Data to use section start
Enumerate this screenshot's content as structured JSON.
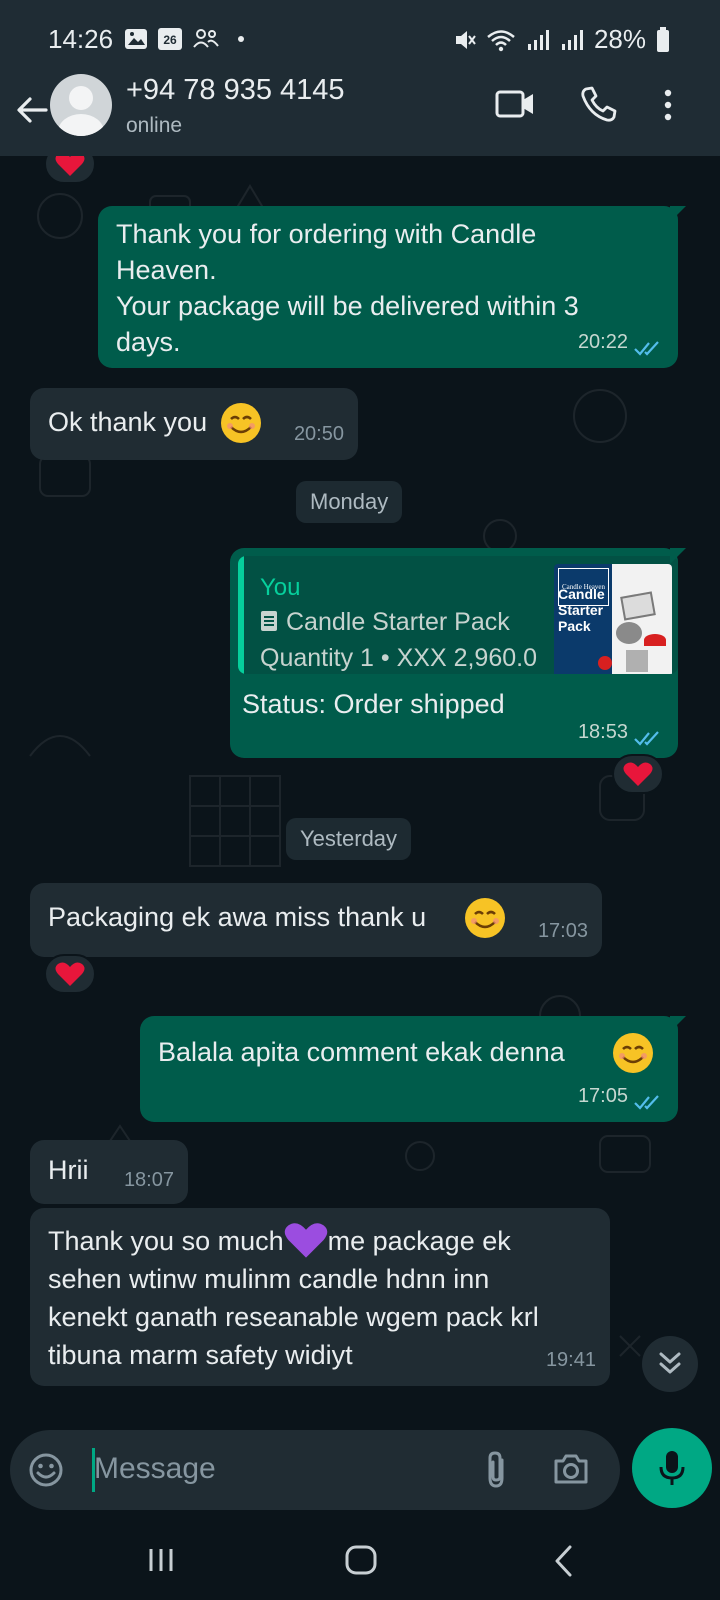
{
  "status_bar": {
    "time": "14:26",
    "calendar_day": "26",
    "battery": "28%",
    "icons": [
      "gallery-icon",
      "calendar-icon",
      "people-icon",
      "dot-icon",
      "mute-icon",
      "wifi-icon",
      "signal-icon",
      "signal-icon",
      "battery-icon"
    ]
  },
  "header": {
    "contact": "+94 78 935 4145",
    "status": "online",
    "icons": [
      "back-arrow-icon",
      "avatar",
      "video-call-icon",
      "phone-icon",
      "more-vert-icon"
    ]
  },
  "messages": [
    {
      "direction": "out",
      "lines": [
        "Thank you for ordering with Candle",
        "Heaven.",
        "Your package will be delivered within 3",
        "days."
      ],
      "time": "20:22",
      "read": true
    },
    {
      "direction": "in",
      "text": "Ok thank you",
      "emoji": "smile",
      "time": "20:50"
    },
    {
      "direction": "out",
      "quote": {
        "author": "You",
        "title": "Candle Starter Pack",
        "detail": "Quantity 1 • XXX 2,960.0",
        "thumb_title": [
          "Candle",
          "Starter",
          "Pack"
        ],
        "thumb_header": "Candle Heaven"
      },
      "text": "Status: Order shipped",
      "time": "18:53",
      "read": true,
      "reaction": "heart"
    },
    {
      "direction": "in",
      "text": "Packaging ek awa miss thank u",
      "emoji": "smile",
      "time": "17:03",
      "reaction": "heart"
    },
    {
      "direction": "out",
      "text": "Balala apita comment ekak denna",
      "emoji": "smile",
      "time": "17:05",
      "read": true
    },
    {
      "direction": "in",
      "text": "Hrii",
      "time": "18:07"
    },
    {
      "direction": "in",
      "lines": [
        "Thank you so much",
        "me package ek",
        "sehen wtinw mulinm candle hdnn inn",
        "kenekt ganath reseanable wgem pack krl",
        "tibuna marm safety widiyt"
      ],
      "emoji": "purple-heart",
      "time": "19:41"
    }
  ],
  "day_chips": {
    "monday": "Monday",
    "yesterday": "Yesterday"
  },
  "top_reaction": "heart",
  "input": {
    "placeholder": "Message"
  },
  "colors": {
    "outgoing": "#005c4b",
    "incoming": "#202c33",
    "accent": "#00a884",
    "background": "#0b141a",
    "read_ticks": "#53bdeb"
  }
}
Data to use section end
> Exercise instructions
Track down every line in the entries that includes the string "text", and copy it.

> Task answer
      "text": "Ok thank you",
      "text": "Status: Order shipped",
      "text": "Packaging ek awa miss thank u",
      "text": "Balala apita comment ekak denna",
      "text": "Hrii",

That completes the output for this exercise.